> [How to complete this task] Determine the number of lines in the listing below in which the word "کالا" is present, and state it without comment.
-- Opening Marker --
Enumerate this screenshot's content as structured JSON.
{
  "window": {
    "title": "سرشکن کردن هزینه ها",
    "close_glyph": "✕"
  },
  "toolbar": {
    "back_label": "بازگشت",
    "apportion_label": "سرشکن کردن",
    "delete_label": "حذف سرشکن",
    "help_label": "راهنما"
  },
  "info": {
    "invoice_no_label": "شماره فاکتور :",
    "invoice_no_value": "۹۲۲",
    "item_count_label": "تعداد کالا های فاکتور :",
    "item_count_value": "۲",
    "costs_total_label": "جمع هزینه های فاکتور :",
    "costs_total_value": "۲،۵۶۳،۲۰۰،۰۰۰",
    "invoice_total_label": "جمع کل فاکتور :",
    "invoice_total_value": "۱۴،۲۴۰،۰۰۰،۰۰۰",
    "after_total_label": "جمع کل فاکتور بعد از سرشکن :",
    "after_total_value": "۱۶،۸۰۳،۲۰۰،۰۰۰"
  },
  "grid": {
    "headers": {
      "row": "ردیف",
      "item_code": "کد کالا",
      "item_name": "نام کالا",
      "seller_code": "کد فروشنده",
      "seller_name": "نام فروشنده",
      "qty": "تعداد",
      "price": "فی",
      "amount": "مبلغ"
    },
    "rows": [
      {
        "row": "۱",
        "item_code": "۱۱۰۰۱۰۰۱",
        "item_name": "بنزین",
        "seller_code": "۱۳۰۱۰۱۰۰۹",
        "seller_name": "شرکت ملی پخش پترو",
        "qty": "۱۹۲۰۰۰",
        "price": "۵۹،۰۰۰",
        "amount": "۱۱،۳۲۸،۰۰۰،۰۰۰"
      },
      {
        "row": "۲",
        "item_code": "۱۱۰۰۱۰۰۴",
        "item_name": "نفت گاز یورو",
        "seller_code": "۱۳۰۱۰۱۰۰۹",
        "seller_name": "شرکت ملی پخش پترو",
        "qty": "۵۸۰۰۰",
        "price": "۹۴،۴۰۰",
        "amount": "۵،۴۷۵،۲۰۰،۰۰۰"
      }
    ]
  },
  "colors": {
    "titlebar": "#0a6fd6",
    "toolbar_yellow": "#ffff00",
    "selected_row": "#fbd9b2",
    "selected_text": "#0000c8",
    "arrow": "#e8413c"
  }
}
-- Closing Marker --
> [Answer below] 3